### WHAT NEEDS TO BE DONE
Would you filter these records and copy every line that has the word "content"?

### DATA FOR ANALYSIS

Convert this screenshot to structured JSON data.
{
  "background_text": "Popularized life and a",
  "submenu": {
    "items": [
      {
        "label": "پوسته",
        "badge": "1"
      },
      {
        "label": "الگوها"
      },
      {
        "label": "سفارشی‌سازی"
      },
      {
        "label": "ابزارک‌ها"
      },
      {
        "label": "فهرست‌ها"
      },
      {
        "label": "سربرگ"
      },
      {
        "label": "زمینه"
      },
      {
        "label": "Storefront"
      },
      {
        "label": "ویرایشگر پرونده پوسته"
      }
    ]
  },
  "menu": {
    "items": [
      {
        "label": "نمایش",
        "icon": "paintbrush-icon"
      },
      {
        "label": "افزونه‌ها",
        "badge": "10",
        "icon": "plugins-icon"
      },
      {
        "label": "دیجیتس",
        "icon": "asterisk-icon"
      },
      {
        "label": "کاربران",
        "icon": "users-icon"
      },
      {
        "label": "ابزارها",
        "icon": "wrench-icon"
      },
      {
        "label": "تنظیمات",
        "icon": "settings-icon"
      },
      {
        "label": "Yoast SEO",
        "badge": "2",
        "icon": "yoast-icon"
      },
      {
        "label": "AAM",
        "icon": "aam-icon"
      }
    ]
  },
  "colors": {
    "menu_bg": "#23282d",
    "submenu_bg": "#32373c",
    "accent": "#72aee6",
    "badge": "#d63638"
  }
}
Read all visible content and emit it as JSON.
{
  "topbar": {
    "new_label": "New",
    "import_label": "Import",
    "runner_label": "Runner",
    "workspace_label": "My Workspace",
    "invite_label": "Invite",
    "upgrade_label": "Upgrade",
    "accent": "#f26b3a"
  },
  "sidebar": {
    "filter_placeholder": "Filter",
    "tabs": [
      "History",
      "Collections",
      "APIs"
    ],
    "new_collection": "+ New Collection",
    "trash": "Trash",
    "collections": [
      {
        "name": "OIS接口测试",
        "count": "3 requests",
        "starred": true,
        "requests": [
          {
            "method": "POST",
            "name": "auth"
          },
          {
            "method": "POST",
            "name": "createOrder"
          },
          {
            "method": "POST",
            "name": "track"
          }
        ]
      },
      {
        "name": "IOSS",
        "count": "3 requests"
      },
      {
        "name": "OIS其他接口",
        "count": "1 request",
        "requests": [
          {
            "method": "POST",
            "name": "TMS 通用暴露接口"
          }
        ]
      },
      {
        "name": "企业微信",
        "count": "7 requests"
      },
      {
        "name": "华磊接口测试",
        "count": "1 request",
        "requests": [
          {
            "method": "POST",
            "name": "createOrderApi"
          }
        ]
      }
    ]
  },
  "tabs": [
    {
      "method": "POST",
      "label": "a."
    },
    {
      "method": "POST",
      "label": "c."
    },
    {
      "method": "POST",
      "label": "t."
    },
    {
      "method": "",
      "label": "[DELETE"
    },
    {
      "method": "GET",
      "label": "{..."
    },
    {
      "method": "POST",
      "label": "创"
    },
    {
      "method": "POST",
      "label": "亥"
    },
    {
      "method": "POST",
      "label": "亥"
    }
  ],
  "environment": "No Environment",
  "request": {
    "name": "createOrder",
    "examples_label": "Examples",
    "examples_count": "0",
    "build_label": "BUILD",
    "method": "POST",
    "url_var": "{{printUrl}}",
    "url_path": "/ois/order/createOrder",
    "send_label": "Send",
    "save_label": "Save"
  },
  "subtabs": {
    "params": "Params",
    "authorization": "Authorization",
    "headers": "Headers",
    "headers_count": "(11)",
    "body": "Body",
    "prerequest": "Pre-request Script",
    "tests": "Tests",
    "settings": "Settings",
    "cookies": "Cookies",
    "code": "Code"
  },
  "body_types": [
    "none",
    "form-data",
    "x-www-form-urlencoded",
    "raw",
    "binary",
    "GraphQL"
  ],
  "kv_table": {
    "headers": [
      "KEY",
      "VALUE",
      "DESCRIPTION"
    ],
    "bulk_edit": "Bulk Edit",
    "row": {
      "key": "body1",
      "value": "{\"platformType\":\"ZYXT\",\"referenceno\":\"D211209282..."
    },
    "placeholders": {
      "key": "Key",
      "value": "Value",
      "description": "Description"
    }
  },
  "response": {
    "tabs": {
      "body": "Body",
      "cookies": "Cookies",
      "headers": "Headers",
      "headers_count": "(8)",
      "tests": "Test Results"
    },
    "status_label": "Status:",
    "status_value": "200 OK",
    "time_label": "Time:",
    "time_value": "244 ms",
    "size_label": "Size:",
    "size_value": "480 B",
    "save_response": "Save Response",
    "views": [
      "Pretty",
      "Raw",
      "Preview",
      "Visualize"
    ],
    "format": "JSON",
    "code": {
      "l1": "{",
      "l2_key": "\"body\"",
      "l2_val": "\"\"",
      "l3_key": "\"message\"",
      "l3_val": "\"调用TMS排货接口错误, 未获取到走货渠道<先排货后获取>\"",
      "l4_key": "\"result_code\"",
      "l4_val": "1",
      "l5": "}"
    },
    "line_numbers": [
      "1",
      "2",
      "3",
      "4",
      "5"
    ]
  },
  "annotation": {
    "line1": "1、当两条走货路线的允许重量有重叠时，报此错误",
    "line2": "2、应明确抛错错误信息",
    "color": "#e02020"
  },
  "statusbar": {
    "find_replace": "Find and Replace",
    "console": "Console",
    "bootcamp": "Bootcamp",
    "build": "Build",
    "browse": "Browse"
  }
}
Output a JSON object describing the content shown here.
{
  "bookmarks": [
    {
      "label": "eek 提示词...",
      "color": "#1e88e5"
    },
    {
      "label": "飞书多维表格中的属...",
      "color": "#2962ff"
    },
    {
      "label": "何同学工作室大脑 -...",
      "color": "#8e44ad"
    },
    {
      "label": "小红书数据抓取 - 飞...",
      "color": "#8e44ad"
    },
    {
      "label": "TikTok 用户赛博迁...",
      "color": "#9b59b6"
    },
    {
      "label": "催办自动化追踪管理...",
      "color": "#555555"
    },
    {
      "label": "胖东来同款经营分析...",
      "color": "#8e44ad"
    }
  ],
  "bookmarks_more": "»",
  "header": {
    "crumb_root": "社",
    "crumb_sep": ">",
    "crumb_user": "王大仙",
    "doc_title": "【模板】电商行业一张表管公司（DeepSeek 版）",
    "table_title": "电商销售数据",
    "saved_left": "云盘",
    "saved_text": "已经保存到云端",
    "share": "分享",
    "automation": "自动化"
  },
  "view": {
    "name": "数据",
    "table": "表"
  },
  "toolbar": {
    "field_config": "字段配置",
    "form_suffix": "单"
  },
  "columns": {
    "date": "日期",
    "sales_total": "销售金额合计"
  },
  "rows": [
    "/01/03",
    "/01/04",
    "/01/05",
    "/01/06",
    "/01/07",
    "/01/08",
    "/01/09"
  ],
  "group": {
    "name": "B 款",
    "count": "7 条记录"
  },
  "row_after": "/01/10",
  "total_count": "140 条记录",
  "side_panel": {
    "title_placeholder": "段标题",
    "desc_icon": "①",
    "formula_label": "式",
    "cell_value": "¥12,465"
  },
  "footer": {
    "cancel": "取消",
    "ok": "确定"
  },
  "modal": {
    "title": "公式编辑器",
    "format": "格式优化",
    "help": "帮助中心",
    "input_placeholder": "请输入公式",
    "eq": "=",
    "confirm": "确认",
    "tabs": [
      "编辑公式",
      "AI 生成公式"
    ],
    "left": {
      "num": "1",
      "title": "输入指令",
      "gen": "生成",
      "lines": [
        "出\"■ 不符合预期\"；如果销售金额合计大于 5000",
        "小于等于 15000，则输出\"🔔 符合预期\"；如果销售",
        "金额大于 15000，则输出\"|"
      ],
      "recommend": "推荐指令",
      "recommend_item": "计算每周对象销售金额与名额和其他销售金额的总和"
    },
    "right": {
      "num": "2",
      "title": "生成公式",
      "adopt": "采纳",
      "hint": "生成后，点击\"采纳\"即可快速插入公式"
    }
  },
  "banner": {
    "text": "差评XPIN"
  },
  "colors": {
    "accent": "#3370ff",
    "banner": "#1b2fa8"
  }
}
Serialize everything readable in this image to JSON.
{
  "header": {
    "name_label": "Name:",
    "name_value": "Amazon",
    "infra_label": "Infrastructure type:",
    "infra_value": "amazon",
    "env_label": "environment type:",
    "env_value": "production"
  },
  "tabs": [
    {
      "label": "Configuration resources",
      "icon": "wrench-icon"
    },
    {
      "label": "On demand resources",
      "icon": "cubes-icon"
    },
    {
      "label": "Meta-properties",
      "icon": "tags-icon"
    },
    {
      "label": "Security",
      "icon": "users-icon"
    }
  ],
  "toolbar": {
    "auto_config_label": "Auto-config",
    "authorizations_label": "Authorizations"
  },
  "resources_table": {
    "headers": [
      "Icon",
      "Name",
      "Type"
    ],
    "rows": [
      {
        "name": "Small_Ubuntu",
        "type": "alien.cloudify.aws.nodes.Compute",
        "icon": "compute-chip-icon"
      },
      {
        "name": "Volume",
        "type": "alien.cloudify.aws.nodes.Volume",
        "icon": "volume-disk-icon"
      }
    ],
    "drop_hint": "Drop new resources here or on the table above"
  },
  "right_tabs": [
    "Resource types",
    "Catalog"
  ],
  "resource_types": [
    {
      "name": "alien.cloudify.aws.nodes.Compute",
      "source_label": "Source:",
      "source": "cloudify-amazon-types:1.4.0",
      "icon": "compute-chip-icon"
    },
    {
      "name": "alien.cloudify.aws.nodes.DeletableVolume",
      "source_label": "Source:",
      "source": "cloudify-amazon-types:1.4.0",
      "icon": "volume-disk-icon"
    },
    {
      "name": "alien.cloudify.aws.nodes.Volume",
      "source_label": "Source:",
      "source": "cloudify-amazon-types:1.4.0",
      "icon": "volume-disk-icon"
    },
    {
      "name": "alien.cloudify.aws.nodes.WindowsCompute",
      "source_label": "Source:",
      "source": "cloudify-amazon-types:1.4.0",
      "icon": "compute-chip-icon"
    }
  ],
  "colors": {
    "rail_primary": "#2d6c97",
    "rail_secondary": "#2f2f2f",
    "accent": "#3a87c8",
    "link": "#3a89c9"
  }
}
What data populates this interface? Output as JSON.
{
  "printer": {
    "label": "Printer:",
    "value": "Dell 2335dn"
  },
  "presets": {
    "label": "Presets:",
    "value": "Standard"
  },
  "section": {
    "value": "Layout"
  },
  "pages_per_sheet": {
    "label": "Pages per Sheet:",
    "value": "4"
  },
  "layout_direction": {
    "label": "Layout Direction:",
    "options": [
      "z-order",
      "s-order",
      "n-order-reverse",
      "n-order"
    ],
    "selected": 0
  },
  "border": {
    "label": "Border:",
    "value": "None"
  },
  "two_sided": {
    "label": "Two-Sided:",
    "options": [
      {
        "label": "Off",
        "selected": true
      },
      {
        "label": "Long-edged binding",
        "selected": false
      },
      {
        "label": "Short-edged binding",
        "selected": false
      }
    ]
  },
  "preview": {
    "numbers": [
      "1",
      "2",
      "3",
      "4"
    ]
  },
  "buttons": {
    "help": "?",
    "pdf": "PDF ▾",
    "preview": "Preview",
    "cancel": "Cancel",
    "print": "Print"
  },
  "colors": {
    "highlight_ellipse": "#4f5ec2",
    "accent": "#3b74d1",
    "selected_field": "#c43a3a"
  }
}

### OUTPUT BELOW
Read all visible content and emit it as JSON.
Output a JSON object describing the content shown here.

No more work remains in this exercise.